* [PROBLEM DESCRIPTION]
When you have gone through the records, report how many lines include "Strage", giving the number and nothing more.

━━━ EXCERPTED RECORDS ━━━

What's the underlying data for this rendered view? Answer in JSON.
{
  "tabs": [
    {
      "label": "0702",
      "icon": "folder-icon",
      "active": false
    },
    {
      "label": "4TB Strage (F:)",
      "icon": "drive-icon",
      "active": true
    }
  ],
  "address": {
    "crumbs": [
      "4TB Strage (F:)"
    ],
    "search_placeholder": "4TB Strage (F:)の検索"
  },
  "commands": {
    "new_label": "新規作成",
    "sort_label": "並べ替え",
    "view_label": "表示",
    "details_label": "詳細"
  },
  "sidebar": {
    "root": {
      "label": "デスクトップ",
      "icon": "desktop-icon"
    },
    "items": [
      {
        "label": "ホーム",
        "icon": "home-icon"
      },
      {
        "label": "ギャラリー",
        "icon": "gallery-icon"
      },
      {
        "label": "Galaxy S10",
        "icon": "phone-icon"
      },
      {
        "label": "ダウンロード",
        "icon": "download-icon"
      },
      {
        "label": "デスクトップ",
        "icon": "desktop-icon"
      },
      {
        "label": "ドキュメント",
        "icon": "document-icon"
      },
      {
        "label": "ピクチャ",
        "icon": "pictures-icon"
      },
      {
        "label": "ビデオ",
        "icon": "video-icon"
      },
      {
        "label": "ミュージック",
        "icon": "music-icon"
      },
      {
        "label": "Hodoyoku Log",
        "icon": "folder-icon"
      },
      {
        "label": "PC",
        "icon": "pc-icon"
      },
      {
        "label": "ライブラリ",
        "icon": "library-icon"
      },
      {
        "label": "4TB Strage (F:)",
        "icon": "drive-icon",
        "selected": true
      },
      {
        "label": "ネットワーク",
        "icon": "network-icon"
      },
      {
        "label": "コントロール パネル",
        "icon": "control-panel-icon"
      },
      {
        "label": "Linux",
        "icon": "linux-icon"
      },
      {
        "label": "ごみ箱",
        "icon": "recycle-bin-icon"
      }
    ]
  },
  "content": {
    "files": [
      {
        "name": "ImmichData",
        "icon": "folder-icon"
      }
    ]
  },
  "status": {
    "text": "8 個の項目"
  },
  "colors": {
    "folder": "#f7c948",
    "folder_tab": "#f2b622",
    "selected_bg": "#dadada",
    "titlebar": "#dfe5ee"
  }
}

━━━

* [SOLUTION]
4